We would like to congratulate Dr. Sally Jennings who recently completed her PhD, which was supervised by Dr Howard Ring and Prof Tony Holland at the Cambridge Intellectual and Developmental Disabilities Research Group (CIDDRG). We caught up with Sally to ask her about her research into neural predictors of cognitive decline in Down’s Syndrome.
Can you give us a short background into what you’ve been studying these last few years?
I have been working with adults with Down’s Syndrome. Down’s Syndrome is a genetic disorder associated with intellectual disability, accelerated aging and a propensity for early-onset Alzheimer’s disease. Alzheimer’s disease treatment trials are now moving towards administration of the intervention at preclinical stages, with the goal of preventing cognitive decline in the first place, rather than trying to halt or reverse existing pathology. Consequently, it has become essential to develop biomarkers of Alzheimer’s disease, which can predict clinical changes. Electroencephalography (EEG) is a non-invasive and inexpensive measure of cortical activity, which is being evaluated with the typically developing population as a potential biomarker of Alzheimer’s disease. My thesis aimed to evaluate EEG as a potential predictor of cognitive decline in Down’s Syndrome.
How would you sum up your main findings?
The main thesis objectives were to investigate premature ageing and cognitive decline in adults with Down’s Syndrome. One of the EEG measures used to explore these aims was called mismatch negativity (MMN). MMN was related to age for a cross-section of 36 adults with Down’s Syndrome, but not the 39 typically developing controls. This finding lends support to the premature ageing hypothesis of Down’s Syndrome.

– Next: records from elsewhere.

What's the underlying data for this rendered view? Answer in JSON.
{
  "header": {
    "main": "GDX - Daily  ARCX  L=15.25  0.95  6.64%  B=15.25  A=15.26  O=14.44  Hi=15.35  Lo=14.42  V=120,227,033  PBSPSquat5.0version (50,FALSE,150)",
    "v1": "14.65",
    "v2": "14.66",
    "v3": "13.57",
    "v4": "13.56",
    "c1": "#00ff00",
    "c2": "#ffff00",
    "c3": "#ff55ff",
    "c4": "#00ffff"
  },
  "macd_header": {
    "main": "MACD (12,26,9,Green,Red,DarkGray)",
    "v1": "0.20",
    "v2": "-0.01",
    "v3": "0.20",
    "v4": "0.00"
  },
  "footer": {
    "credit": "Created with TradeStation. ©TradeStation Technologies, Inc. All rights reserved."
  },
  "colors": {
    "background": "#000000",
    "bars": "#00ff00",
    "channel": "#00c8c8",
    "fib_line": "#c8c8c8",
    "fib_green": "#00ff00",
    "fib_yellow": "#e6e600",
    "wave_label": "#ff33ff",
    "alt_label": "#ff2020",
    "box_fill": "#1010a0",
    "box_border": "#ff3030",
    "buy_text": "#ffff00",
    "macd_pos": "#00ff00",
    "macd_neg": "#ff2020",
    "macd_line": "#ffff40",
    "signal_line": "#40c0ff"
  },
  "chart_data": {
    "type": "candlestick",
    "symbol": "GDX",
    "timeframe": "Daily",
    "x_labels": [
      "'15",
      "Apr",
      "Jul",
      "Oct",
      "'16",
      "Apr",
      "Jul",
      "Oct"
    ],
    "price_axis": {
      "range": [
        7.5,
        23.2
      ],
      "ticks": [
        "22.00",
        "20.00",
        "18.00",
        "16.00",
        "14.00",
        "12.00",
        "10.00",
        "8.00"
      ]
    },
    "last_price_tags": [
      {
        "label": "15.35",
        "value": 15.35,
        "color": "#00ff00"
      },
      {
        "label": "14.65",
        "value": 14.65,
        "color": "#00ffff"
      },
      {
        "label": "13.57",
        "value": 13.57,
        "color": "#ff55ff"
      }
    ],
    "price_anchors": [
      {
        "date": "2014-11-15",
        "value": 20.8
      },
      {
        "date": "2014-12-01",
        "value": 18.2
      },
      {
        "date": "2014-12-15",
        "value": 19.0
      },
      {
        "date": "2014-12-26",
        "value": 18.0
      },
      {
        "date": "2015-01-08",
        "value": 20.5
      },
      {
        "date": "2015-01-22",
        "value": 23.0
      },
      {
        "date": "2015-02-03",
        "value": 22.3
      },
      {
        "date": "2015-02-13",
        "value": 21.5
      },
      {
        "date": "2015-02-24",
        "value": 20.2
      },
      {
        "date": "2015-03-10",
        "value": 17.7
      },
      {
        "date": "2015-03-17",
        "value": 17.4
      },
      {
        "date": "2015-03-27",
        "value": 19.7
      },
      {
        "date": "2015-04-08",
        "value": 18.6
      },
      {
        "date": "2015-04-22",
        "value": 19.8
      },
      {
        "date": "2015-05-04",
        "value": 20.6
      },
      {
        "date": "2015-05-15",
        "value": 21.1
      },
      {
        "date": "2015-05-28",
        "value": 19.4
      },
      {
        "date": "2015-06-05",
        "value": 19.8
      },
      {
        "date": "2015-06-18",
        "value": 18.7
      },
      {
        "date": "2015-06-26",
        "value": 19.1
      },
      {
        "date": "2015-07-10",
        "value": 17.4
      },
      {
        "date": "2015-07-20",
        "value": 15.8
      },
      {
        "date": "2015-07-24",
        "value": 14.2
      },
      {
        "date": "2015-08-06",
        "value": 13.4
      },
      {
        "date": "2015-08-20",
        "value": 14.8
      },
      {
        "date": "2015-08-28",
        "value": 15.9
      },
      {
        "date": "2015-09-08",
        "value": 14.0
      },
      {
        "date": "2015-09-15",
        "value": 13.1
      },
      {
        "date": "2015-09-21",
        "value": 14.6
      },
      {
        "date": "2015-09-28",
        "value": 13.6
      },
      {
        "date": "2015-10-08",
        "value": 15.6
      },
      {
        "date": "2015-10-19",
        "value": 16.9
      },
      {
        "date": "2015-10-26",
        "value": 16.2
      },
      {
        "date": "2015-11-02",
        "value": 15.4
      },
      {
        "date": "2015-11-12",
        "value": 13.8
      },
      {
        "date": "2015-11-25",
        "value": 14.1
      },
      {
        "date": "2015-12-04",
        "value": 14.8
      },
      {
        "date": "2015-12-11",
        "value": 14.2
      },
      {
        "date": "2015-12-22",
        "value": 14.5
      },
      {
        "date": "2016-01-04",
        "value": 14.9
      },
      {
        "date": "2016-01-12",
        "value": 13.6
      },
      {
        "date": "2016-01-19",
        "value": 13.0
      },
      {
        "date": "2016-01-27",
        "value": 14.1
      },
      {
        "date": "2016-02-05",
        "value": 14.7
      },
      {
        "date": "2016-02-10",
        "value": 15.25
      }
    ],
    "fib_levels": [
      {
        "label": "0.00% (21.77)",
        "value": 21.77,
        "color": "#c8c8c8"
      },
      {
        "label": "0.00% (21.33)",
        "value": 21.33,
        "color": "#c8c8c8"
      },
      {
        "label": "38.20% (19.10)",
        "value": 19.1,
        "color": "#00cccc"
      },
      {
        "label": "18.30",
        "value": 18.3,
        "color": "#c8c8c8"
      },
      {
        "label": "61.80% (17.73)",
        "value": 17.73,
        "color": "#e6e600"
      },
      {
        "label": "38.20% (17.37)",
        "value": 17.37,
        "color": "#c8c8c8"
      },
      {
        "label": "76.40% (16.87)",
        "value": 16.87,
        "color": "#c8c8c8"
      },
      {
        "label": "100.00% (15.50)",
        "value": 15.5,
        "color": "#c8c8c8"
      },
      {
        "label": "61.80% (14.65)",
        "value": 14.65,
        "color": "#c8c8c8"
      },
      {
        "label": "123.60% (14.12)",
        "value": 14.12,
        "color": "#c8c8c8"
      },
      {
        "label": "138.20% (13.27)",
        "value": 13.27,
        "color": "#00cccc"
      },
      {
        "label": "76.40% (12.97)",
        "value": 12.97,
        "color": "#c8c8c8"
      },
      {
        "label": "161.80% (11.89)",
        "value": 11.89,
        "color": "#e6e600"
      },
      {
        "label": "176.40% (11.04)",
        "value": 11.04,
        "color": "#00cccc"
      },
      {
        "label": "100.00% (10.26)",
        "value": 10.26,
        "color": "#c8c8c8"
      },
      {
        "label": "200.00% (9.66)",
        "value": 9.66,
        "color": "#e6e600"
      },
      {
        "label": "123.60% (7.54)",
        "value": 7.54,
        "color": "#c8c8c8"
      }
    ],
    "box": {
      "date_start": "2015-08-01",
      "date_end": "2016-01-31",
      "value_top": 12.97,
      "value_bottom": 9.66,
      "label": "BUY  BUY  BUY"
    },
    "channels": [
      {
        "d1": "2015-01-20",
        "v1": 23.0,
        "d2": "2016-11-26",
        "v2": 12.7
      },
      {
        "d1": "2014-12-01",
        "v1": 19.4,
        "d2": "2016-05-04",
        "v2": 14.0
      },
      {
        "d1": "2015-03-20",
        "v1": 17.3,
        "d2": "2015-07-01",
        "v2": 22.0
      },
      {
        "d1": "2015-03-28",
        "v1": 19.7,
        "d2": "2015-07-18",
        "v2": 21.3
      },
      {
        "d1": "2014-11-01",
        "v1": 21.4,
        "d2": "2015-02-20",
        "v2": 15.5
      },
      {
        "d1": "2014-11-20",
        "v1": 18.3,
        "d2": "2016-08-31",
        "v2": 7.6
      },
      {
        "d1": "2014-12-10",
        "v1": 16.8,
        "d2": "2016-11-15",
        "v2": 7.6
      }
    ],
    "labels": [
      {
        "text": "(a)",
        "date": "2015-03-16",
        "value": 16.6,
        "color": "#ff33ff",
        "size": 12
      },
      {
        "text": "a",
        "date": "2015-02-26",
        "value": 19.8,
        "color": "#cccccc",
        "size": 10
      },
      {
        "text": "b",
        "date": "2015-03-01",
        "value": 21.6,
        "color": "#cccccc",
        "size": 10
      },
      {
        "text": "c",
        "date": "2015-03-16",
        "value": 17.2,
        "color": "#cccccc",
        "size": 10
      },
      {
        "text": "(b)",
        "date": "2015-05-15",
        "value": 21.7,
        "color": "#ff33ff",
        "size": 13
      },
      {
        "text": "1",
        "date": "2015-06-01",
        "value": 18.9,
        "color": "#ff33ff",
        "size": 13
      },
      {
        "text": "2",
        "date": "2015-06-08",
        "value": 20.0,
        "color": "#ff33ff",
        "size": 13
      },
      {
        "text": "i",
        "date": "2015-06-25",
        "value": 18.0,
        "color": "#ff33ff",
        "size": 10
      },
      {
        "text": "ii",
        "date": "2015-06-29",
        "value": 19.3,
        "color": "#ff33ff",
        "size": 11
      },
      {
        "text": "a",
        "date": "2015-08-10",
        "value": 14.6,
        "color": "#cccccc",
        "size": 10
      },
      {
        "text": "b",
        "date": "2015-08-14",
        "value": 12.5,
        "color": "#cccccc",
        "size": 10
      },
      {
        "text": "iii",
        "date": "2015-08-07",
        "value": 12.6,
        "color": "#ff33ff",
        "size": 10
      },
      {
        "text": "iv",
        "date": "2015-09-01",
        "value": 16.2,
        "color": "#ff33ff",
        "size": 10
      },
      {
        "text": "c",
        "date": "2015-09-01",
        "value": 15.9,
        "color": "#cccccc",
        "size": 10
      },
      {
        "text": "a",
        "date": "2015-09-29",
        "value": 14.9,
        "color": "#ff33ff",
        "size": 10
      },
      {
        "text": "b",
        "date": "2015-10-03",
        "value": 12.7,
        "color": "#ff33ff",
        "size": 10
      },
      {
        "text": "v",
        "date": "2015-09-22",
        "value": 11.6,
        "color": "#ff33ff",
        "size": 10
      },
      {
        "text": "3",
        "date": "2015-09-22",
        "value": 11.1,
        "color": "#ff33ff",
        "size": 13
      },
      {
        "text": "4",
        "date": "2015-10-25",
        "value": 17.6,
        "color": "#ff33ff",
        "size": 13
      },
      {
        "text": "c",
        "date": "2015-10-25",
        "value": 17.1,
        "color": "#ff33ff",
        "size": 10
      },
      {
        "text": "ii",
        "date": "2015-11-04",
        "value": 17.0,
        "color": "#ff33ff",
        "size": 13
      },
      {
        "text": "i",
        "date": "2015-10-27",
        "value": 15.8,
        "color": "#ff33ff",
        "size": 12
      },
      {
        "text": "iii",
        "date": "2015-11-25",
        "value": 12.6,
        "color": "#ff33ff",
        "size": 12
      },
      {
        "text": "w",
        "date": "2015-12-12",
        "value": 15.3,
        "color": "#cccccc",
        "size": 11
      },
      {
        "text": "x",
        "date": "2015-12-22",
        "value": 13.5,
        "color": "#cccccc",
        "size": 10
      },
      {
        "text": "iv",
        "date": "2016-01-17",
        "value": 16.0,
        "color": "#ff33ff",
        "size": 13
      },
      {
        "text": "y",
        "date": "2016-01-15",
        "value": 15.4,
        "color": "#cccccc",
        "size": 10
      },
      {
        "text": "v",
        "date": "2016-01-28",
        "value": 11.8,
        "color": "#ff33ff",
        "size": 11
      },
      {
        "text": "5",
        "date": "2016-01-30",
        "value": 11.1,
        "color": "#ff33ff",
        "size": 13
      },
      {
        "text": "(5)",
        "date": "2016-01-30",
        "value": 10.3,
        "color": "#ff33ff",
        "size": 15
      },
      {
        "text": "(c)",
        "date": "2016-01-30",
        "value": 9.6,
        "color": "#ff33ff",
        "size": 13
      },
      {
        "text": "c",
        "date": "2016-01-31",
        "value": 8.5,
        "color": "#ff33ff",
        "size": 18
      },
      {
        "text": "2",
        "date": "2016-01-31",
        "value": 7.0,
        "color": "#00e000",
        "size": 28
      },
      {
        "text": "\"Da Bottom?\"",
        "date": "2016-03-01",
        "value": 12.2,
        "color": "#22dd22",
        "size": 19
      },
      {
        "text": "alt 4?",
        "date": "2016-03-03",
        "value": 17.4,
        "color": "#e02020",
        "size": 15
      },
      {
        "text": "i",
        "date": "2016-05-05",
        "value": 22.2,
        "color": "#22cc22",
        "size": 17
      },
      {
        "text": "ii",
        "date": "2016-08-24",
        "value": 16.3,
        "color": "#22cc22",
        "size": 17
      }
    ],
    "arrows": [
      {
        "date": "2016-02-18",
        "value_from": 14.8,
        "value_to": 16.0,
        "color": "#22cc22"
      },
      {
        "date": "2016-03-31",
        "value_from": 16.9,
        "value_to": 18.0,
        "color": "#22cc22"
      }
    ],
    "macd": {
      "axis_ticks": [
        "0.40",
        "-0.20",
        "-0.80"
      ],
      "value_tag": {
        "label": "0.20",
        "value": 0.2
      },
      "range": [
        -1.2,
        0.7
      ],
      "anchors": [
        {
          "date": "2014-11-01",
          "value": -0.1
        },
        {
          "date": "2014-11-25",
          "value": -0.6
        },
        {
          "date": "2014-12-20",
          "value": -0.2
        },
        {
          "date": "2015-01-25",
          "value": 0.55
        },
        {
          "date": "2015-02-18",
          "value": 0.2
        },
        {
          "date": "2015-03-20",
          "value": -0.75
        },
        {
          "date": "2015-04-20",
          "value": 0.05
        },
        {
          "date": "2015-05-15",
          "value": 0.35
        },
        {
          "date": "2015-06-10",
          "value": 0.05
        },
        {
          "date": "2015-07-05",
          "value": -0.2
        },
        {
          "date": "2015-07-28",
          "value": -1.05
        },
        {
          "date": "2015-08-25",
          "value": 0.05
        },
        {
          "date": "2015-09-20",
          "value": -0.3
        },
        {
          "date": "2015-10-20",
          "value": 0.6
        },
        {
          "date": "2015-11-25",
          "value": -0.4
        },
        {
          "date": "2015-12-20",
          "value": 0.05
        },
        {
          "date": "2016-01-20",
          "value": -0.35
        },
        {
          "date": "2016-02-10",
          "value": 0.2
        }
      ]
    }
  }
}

The thesis also included a longitudinal component in which 34 adults with Down’s Syndrome underwent a repeated cognitive examination one year after their EEG and initial cognitive assessment. The analyses found that adults with DS who had a smaller MMN at the initial assessment were more likely to decline at the cognitive follow-up. This finding suggests that MMN may be a potentially useful clinical tool for predicting cognitive decline.
What made you want to do a PhD?
During my undergraduate degree, I had a summer placement as a research assistant and I loved it. Once I completed my degree, I got another research assistant position at CIDDRG. Here I developed an interest in Down’s Syndrome and dementia research, and was supported to apply for a PhD.
What was your best day during your PhD?
When we set up the collaboration with the Clinical Neurosciences and Psychology departments. From these departments, Drs Tristan Bekinschtein, Srivas Chennu and Valdas Noreika taught me about EEG data collection and analysis. My home department had complimentary strengths from a clinical perspective. So the research was vastly improved by working together.
What was your worst day during your PhD?
It’s a cliché, but doing a PhD is very much a rollercoaster ride of emotions. I will say that maintaining a balance between home and work life has been essential. I was a founding member of CamBRAIN: The Cambridge Neuroscience Society, and having that alternative focus was essential for me to maintain the balance.
What do you hope to do next?
What I enjoyed most about my PhD was working collaboratively to produce a project with real-world applications. I’m not sure what I will do next, but I want to keep working with those principles in mind.
Cover image: “notebook” by waferboard licensed under CC BY 2.0